We spent our few hours there walking around and getting a feel for the city. Neither of us ate breakfast, so we wanted to find a nice cafe quickly. The one we chose didn’t end up being very good. Hunger defeated logic. All of the food was overpriced and the quality was poor. I’m not going to name it as I’m not writing the blog to critique restaurants. Lucy seemed to enjoy herself, though. After incessantly crying because she was on the floor, I decided to pick her up and have her on my lap. She’s well behaved usually but she had been sitting in a car all morning, so I think she was a bit restless. We hadn’t walked around very much at this point. I was eating a cheese and tomato croissant when all of a sudden, Lucy lunged and ripped the top half of the croissant off and wolfed it down. The table next to us were in disbelief and couldn’t stop laughing. A woman on another table just looked horrified, but she looked that way before Lucy nicked the croissant; she didn’t seem too enamoured by the small amount of space inside, the pushy waiting staff or the large, overambitious menu options. Inside my mind I agreed with her, but I doubled down and ordered plenty of food just so I didn’t leave hungry AND disappointed. I had nothing but admiration for the move from Lucy. The croissant was quite average so it wasn’t a huge loss. I also wouldn’t usually order a filled croissant – why mess with something that is already perfect? I think Lucy wanted to teach me a lesson. Lesson learnt. We left feeling full but disappointed. The rest of our time was spent walking around parks and looking at some of the local sights. The only time we recorded anything was when we saw The Angel of the North from the motorway on the way home. It isn’t as big as I thought it’d be, but it was still cool.

Wow – The Angel of the North!

We got back to Whitby at about 17:00 and chilled out for an hour at the Airbnb. The sun was fully out now but it was still a bit cold. As it is our last night here, we wanted to go into the town for a while. We headed back out and went to a dog-friendly beach by Whitby harbour. We figured out how to make Lucy like beaches – show her that you can dig in the sand without consequence. Lucy is a big fan of digging. My dad, however, is not a fan of her digging. He is forever shouting at her for ruining the flower beds and digging up bulbs to chew on. Of course, knowing that she isn’t meant to do it only makes her enjoy it more, comme stealing croissants or trying to eat tampons off the street. Once Anna encouraged Lucy to dig and she realised it wouldn’t get her in trouble, she fell in love with the beach.
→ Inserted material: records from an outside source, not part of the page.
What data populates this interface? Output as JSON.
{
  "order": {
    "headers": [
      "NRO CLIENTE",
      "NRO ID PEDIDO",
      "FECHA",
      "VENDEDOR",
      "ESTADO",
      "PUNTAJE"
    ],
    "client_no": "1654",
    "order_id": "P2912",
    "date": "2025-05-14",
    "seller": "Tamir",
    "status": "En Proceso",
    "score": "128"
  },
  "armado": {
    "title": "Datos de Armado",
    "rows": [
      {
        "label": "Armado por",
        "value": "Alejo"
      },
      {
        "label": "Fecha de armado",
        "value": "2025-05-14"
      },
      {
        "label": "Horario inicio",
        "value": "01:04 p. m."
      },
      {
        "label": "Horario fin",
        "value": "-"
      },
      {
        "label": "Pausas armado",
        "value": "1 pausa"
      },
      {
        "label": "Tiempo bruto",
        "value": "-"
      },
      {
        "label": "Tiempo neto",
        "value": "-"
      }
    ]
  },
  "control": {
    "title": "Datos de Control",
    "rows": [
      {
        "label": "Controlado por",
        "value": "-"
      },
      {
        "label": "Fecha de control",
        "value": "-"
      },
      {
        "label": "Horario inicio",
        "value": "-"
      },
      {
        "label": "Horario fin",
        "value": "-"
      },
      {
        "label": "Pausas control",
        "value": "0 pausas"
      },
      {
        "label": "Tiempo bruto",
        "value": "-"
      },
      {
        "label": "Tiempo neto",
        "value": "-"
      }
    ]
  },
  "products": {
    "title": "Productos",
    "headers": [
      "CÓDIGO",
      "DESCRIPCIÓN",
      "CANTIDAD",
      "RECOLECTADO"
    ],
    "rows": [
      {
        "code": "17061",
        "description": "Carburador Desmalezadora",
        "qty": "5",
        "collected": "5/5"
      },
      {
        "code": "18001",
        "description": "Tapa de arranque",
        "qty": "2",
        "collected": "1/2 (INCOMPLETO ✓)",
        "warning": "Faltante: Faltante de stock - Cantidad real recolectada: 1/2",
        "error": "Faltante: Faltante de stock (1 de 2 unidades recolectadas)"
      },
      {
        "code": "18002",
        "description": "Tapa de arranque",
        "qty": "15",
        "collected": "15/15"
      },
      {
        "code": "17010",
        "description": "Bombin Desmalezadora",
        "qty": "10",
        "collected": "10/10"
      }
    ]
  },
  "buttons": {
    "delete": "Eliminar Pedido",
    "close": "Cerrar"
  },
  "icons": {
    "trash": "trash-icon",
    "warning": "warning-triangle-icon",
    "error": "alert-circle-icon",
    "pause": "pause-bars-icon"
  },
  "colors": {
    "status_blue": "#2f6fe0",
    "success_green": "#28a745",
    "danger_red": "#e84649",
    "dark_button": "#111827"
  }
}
Lucy Finally Digging the Beach

So, I’m finishing this blog post off whilst sitting in the Airbnb on our final night here. My family got me a voucher for Airbnb my birthday – what a lovely and thoughtful present from them. We tried to book a few different weekends away but had to cancel, either because I felt too ill or because other medical issues got in the way. It is nice to post all of these pictures and videos and reflect on the past few days, knowing that I’ve successfully got out of my bubble. I like my bubble, but it is so beneficial to break out of it occasionally. We’ll spend a bit of time walking around the town tomorrow morning and give Lucy another run around on the beach, then we’ll make the two and a half-hour drive back to Cheshire before the evening rush hour hits. It’s been great, Whitby. I’m sure I’ll be seeing you again in the future.